Algorithm for organ donation. From McQuillan, 2002.
cadaveric donor an organ or tissue donor who has already died; see cadaveric donor transplantation.
living nonrelated donor living unrelated donor.
living related donor one who is a close blood relative of the recipient; see living related donor transplantation.
living unrelated donor one who is not a close blood relative of the recipient; see living unrelated donor transplantation.
non–heart beating cadaveric donor a donor who has been pronounced dead according to the traditional criteria of lack of any pulse or detectable cardiac activity, but is not yet brain dead (see brain death). There are two types: The controlled donor is a person in a vegetative state who has signed a consent form or otherwise stated his or her wishes before becoming ill. Based on the patient's stated wishes and at the request of the next-of-kin, cannulas are placed into blood vessels for postmortem cooling of organs and the person is removed from life support. Once death has been declared, the organs are rapidly perfused with cold preservative solution and surgically removed. The uncontrolled donor is a person declared dead because of catastrophic injury to the heart, such as a gunshot wound to the heart. Cannulas are placed into blood vessels after death and the organs are perfused and removed. This also requires consent of next-of-kin.
universal donor a person whose blood is type O in the ABO blood group system; such blood is sometimes used in emergency transfusion. Transfusion of blood cells rather than whole blood is preferred.

cadaveric donor

an organ or tissue donor who has already died. See also cadaveric donor transplantation.

cadaveric donor

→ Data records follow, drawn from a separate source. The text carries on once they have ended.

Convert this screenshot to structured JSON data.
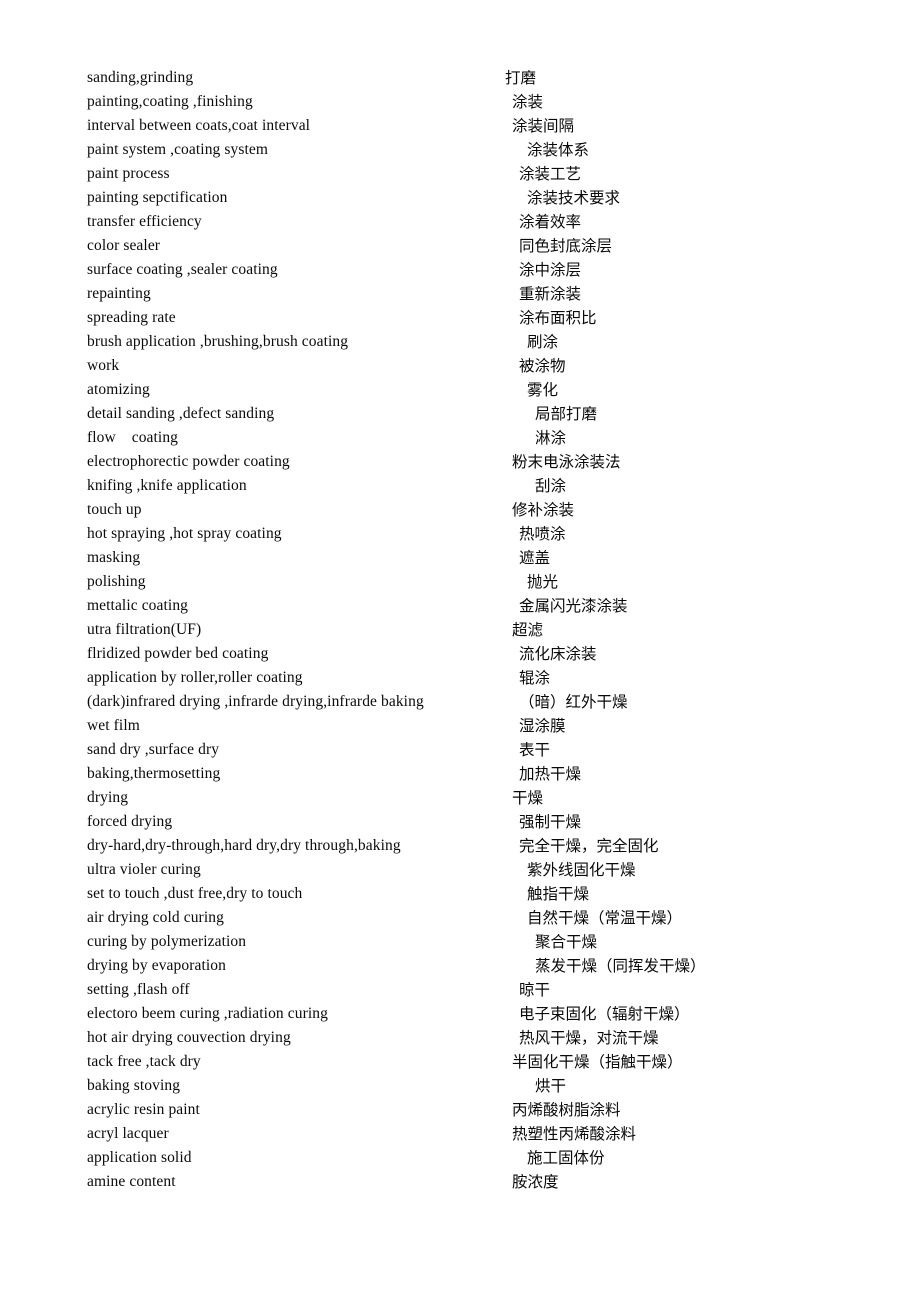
{
  "document": {
    "type": "bilingual-glossary",
    "language_pair": "English-Chinese",
    "column_headers_visible": false
  },
  "entries": [
    {
      "en": "sanding,grinding",
      "zh": "打磨",
      "indent": 0
    },
    {
      "en": "painting,coating ,finishing",
      "zh": "涂装",
      "indent": 1
    },
    {
      "en": "interval between coats,coat interval",
      "zh": "涂装间隔",
      "indent": 1
    },
    {
      "en": "paint system ,coating system",
      "zh": "涂装体系",
      "indent": 3
    },
    {
      "en": "paint process",
      "zh": "涂装工艺",
      "indent": 2
    },
    {
      "en": "painting sepctification",
      "zh": "涂装技术要求",
      "indent": 3
    },
    {
      "en": "transfer efficiency",
      "zh": "涂着效率",
      "indent": 2
    },
    {
      "en": "color sealer",
      "zh": "同色封底涂层",
      "indent": 2
    },
    {
      "en": "surface coating ,sealer coating",
      "zh": "涂中涂层",
      "indent": 2
    },
    {
      "en": "repainting",
      "zh": "重新涂装",
      "indent": 2
    },
    {
      "en": "spreading rate",
      "zh": "涂布面积比",
      "indent": 2
    },
    {
      "en": "brush application ,brushing,brush coating",
      "zh": "刷涂",
      "indent": 3
    },
    {
      "en": "work",
      "zh": "被涂物",
      "indent": 2
    },
    {
      "en": "atomizing",
      "zh": "雾化",
      "indent": 3
    },
    {
      "en": "detail sanding ,defect sanding",
      "zh": "局部打磨",
      "indent": 4
    },
    {
      "en": "flow    coating",
      "zh": "淋涂",
      "indent": 4
    },
    {
      "en": "electrophorectic powder coating",
      "zh": "粉末电泳涂装法",
      "indent": 1
    },
    {
      "en": "knifing ,knife application",
      "zh": "刮涂",
      "indent": 4
    },
    {
      "en": "touch up",
      "zh": "修补涂装",
      "indent": 1
    },
    {
      "en": "hot spraying ,hot spray coating",
      "zh": "热喷涂",
      "indent": 2
    },
    {
      "en": "masking",
      "zh": "遮盖",
      "indent": 2
    },
    {
      "en": "polishing",
      "zh": "抛光",
      "indent": 3
    },
    {
      "en": "mettalic coating",
      "zh": "金属闪光漆涂装",
      "indent": 2
    },
    {
      "en": "utra filtration(UF)",
      "zh": "超滤",
      "indent": 1
    },
    {
      "en": "flridized powder bed coating",
      "zh": "流化床涂装",
      "indent": 2
    },
    {
      "en": "application by roller,roller coating",
      "zh": "辊涂",
      "indent": 2
    },
    {
      "en": "(dark)infrared drying ,infrarde drying,infrarde baking",
      "zh": "（暗）红外干燥",
      "indent": 2
    },
    {
      "en": "wet film",
      "zh": "湿涂膜",
      "indent": 2
    },
    {
      "en": "sand dry ,surface dry",
      "zh": "表干",
      "indent": 2
    },
    {
      "en": "baking,thermosetting",
      "zh": "加热干燥",
      "indent": 2
    },
    {
      "en": "drying",
      "zh": "干燥",
      "indent": 1
    },
    {
      "en": "forced drying",
      "zh": "强制干燥",
      "indent": 2
    },
    {
      "en": "dry-hard,dry-through,hard dry,dry through,baking",
      "zh": "完全干燥，完全固化",
      "indent": 2
    },
    {
      "en": "ultra violer curing",
      "zh": "紫外线固化干燥",
      "indent": 3
    },
    {
      "en": "set to touch ,dust free,dry to touch",
      "zh": "触指干燥",
      "indent": 3
    },
    {
      "en": "air drying cold curing",
      "zh": "自然干燥（常温干燥）",
      "indent": 3
    },
    {
      "en": "curing by polymerization",
      "zh": "聚合干燥",
      "indent": 4
    },
    {
      "en": "drying by evaporation",
      "zh": "蒸发干燥（同挥发干燥）",
      "indent": 4
    },
    {
      "en": "setting ,flash off",
      "zh": "晾干",
      "indent": 2
    },
    {
      "en": "electoro beem curing ,radiation curing",
      "zh": "电子束固化（辐射干燥）",
      "indent": 2
    },
    {
      "en": "hot air drying couvection drying",
      "zh": "热风干燥，对流干燥",
      "indent": 2
    },
    {
      "en": "tack free ,tack dry",
      "zh": "半固化干燥（指触干燥）",
      "indent": 1
    },
    {
      "en": "baking stoving",
      "zh": "烘干",
      "indent": 4
    },
    {
      "en": "acrylic resin paint",
      "zh": "丙烯酸树脂涂料",
      "indent": 1
    },
    {
      "en": "acryl lacquer",
      "zh": "热塑性丙烯酸涂料",
      "indent": 1
    },
    {
      "en": "application solid",
      "zh": "施工固体份",
      "indent": 3
    },
    {
      "en": "amine content",
      "zh": "胺浓度",
      "indent": 1
    }
  ]
}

One who donates an organ or tissue after his or her death.
See also: donor
References in periodicals archive ?
For example, Feldstein (2003) discusses (in addition to the policies discussed in this paper) a policy of compensating cadaveric donors before death through lower insurance premiums for automobile insurance.
Thus, properly defined, there does appear to be a sufficiently large supply of potential cadaveric donors to resolve the shortage fully--that is, to stop adding to the waiting lists.
34) UNOS data for 2001 indicate that, on average, cadaveric donors yield 1.
32) Moreover, the current approach alone is unlikely to reach the levels of success enjoyed in the countries Ontario has sought to emulate because our age demographics and mortality patterns are less conducive to high rates of potential cadaveric donors.
Some of these methods might relate to OPO practices and cadaveric donors (e.
However, he pointed out that their families also should cooperate with the authorities to harvest the organs from live or cadaveric donors.
Often with cadaveric donors, a Carrel patch (small portion of surrounding aorta) is acquired and anastomosed to the recipient external iliac artery in an end-to-side fashion.
It is also intended for use to screen organ donors when serum and plasma specimens are obtained while the donor's heart is still beating and in testing blood specimens to screen cadaveric donors.
It will primarily allow more kidney transplants - from both live and cadaveric donors - to be carried out in Wales.
Furthermore, there are clearly issues involved with living donors not present with cadaveric donors.
said the large increase in living donation is the result of progress in the field of transplantation combined with the relative shortage of cadaveric donors.